October 14, 2019
Victim (right) and perpetrator (left)
Healthy at any size! Their body, their choice! Fat is beautiful! Destroy ancient, bigoted beauty standards!
Many parents report feeling older after having their first child. Which, all things considered, makes sense; sleepless nights, early mornings, and an overall increase in responsibility is likely to result in an extra gray hair or two. Interestingly, a new joint study conducted by the University of Wyoming and the Salvador Zubiran National Institute of Medical Sciences and Nutrition in Mexico City is flipping the script on this notion and suggesting that certain parents, more specifically obese mothers, can cause their children to age at an accelerated rate.
It’s been well established that obesity can put an individual at greater risk of diabetes and heart disease, while impairing one’s metabolism. However, after studying the offspring of obese rat mothers, the research team say the effects of maternal obesity can be passed down to subsequent generations, and accelerate the offspring’s rate of aging when it comes to metabolic problems.
The offspring of the obese rats were tracked throughout their lives, from puberty all the way into late adult life. They exhibited excess body fat and pre-diabetic signs at a very young age, such as a rise in insulin resistance.
Yes, they’re talking about rats, but do their conclusions differ from what you can see in your everyday life when looking at the obese?
The study’s co-leader has previously conducted research showing obese mothers damaging their kids even before they’re born!
“These new findings add to the accumulating evidence for the influence of conditions in the womb and early life on the offspring’s health and susceptibility to diseases throughout life,” comments study co-leader Peter Nathanielsz, of the University of Wyoming Pregnancy and Life Course Health Center, in a release.
Nathanielsz has also conducted previous research indicating children of obese mothers who are exposed to a high-fat, high-sugar diet while in the womb can develop a “fatty liver” as a fetus, putting the child at an elevated risk of obesity and subsequent cardiovascular and metabolic disorders.
The more researchers look into overweight and obese mothers, the clearer it is that there are no upsides to being a fat parent and plenty of serious downsides.
It’s not just that they pass on their unhealthy and addiction-based eating habits to their kids — they also damage their children’s health. Overweight parents, especially overweight mothers, are setting their kids up for failure.
This is a form of child abuse that has devastating health and social consequences.
What are little kids supposed to do? Cook their own meals and get a gym membership on their own?
They are their fat parents’ victims. The ones that try to fight off the fattening usually end up with serious eating disorders because they really don’t know what they’re supposed to do in order to not get fat.

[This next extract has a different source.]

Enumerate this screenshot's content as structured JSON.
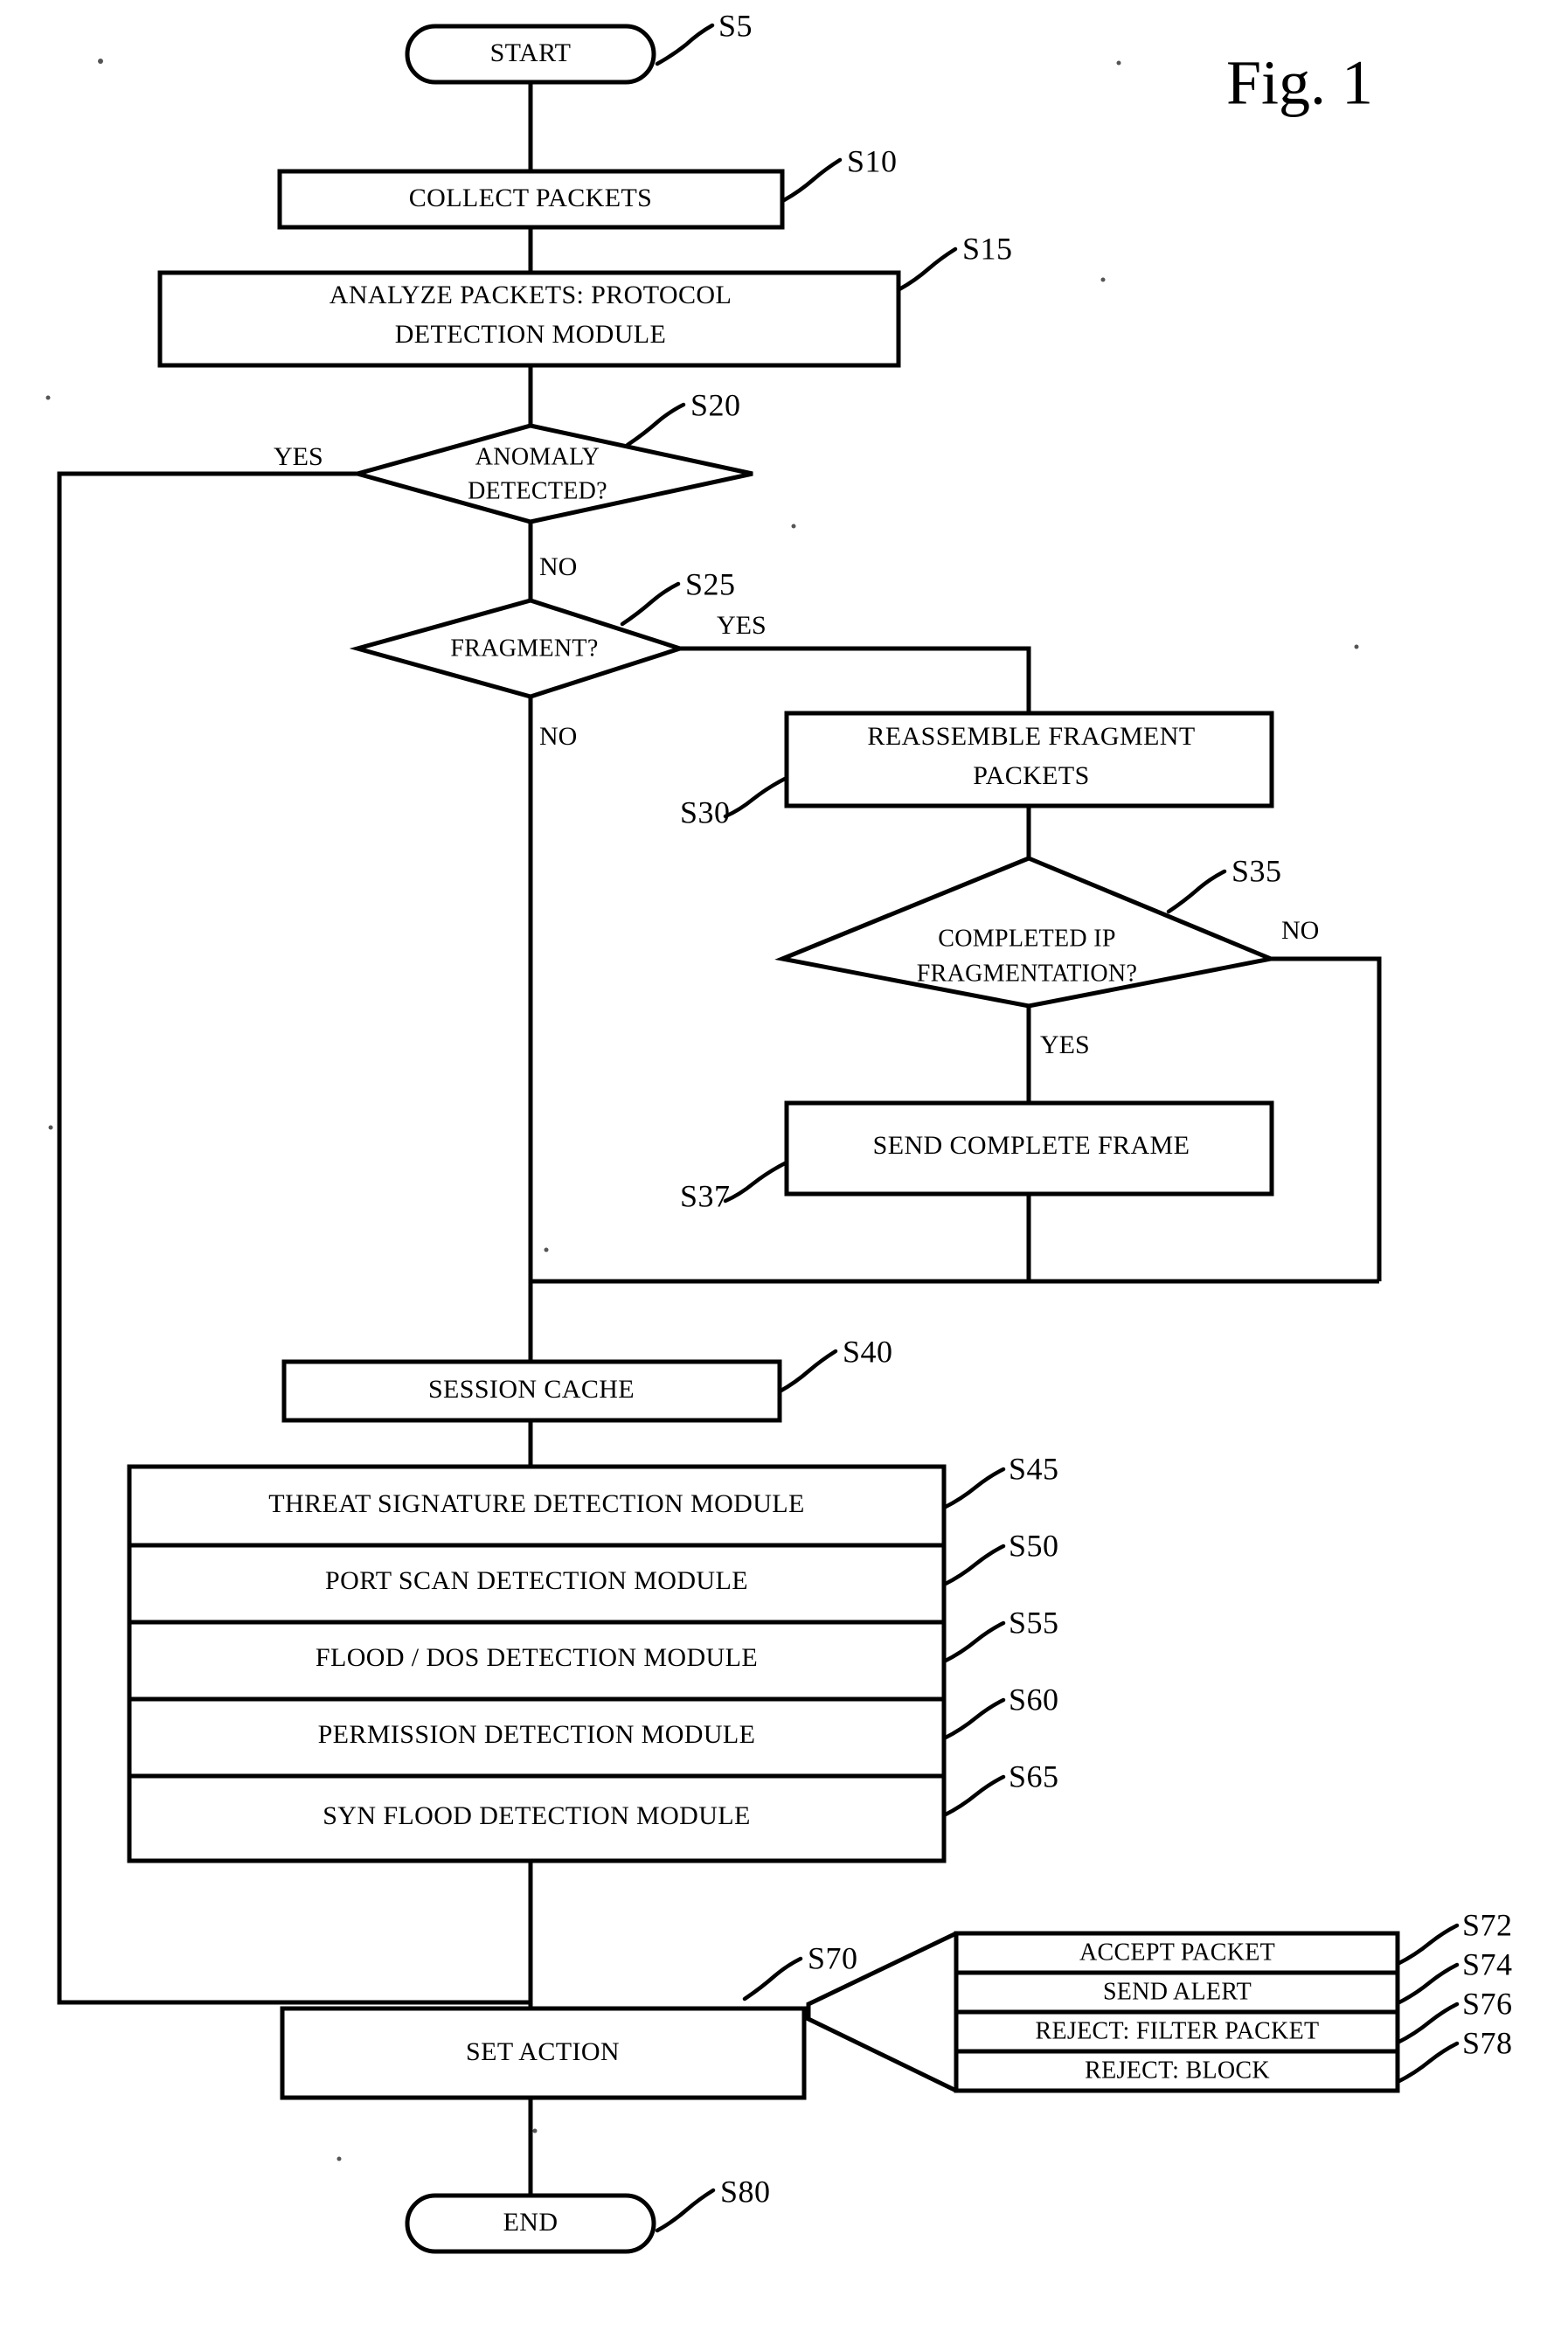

Allowing overweight people to reproduce is really no different than allowing meth addicts to become parents.
Unless they fix their serious addiction problems first, they shouldn’t be anywhere near children.